AIM OF THE EXERCISE =
The data needs to be returned in full, exactly as it reads.

━━ SUPPLIED DATA

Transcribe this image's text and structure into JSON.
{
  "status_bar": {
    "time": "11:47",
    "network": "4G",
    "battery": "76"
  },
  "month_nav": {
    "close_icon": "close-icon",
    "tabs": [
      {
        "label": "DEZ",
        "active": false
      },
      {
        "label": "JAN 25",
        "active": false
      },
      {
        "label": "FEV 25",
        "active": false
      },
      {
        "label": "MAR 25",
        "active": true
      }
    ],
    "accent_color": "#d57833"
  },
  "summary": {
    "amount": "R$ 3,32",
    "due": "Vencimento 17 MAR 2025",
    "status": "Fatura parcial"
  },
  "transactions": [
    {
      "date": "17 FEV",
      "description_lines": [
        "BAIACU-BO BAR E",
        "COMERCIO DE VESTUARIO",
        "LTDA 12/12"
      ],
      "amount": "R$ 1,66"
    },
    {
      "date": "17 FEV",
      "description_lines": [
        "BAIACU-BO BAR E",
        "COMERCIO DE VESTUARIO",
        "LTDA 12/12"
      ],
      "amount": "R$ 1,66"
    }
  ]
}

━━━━

REPLY TO THE TASK =
Transcribe this image's text and structure into JSON.
{
  "status_bar": {
    "time": "11:47",
    "network": "4G",
    "battery": "76"
  },
  "month_nav": {
    "close_icon": "close-icon",
    "tabs": [
      {
        "label": "DEZ",
        "active": false
      },
      {
        "label": "JAN 25",
        "active": false
      },
      {
        "label": "FEV 25",
        "active": false
      },
      {
        "label": "MAR 25",
        "active": true
      }
    ],
    "accent_color": "#d57833"
  },
  "summary": {
    "amount": "R$ 3,32",
    "due": "Vencimento 17 MAR 2025",
    "status": "Fatura parcial"
  },
  "transactions": [
    {
      "date": "17 FEV",
      "description_lines": [
        "BAIACU-BO BAR E",
        "COMERCIO DE VESTUARIO",
        "LTDA 12/12"
      ],
      "amount": "R$ 1,66"
    },
    {
      "date": "17 FEV",
      "description_lines": [
        "BAIACU-BO BAR E",
        "COMERCIO DE VESTUARIO",
        "LTDA 12/12"
      ],
      "amount": "R$ 1,66"
    }
  ]
}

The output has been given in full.